»»
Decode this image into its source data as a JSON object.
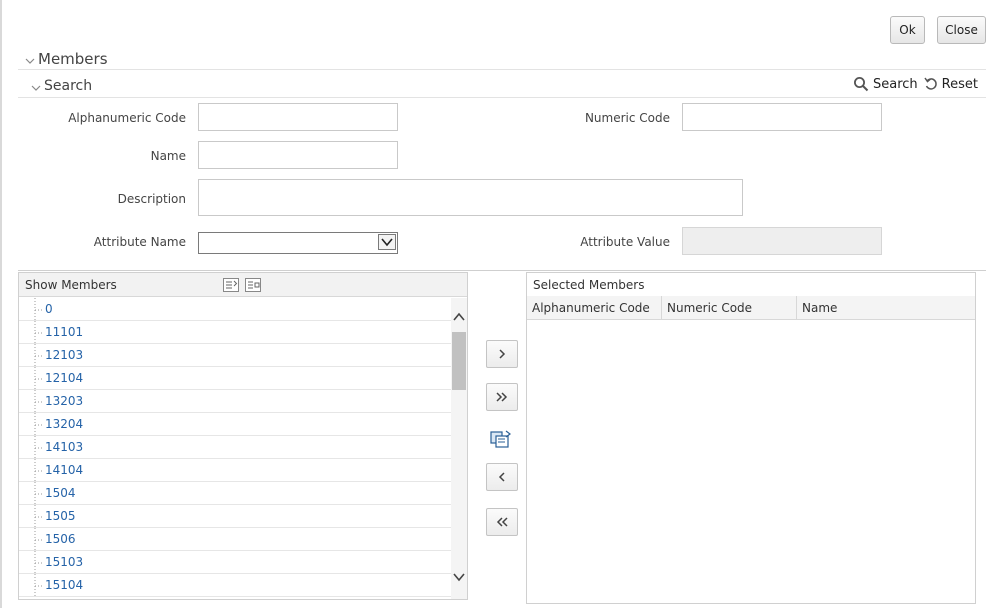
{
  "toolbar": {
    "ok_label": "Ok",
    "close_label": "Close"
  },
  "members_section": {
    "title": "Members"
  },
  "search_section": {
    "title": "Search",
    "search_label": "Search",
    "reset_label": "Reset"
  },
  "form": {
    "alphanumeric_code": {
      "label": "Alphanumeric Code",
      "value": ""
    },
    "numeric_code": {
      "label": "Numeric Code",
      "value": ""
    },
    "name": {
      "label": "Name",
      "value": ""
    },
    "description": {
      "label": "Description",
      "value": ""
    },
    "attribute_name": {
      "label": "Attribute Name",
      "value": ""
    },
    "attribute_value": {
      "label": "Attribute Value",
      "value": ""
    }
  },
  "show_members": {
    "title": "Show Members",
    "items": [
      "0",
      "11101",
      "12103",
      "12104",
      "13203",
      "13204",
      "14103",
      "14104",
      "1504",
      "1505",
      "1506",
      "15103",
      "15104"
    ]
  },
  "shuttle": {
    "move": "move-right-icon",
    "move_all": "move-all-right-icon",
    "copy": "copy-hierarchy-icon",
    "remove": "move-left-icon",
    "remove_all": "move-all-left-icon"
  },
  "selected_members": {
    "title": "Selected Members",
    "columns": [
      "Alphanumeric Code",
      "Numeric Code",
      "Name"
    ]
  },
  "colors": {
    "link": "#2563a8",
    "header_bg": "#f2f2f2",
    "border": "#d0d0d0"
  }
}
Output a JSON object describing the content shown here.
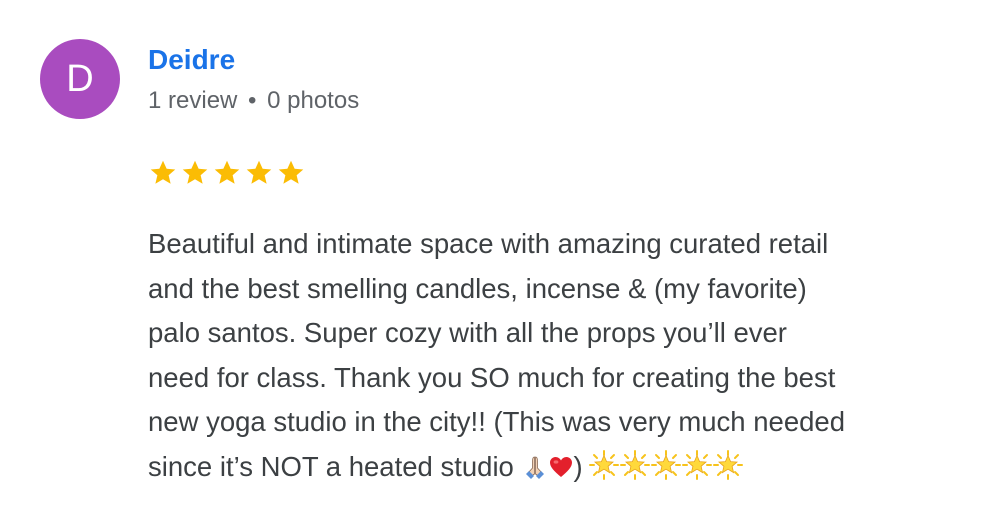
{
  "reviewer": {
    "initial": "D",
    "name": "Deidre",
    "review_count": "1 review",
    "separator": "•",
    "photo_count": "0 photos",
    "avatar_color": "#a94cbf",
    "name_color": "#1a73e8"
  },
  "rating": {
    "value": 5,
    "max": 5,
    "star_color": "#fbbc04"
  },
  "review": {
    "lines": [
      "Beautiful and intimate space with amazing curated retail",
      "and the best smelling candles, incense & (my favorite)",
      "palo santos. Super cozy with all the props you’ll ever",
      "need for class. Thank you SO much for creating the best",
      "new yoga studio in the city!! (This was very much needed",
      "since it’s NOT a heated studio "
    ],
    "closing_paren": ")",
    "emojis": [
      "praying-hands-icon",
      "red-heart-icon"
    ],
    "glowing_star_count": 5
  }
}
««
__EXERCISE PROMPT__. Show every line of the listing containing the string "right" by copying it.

__RESULT OF THIS EXERCISE__.
    "move": "move-right-icon",
    "move_all": "move-all-right-icon",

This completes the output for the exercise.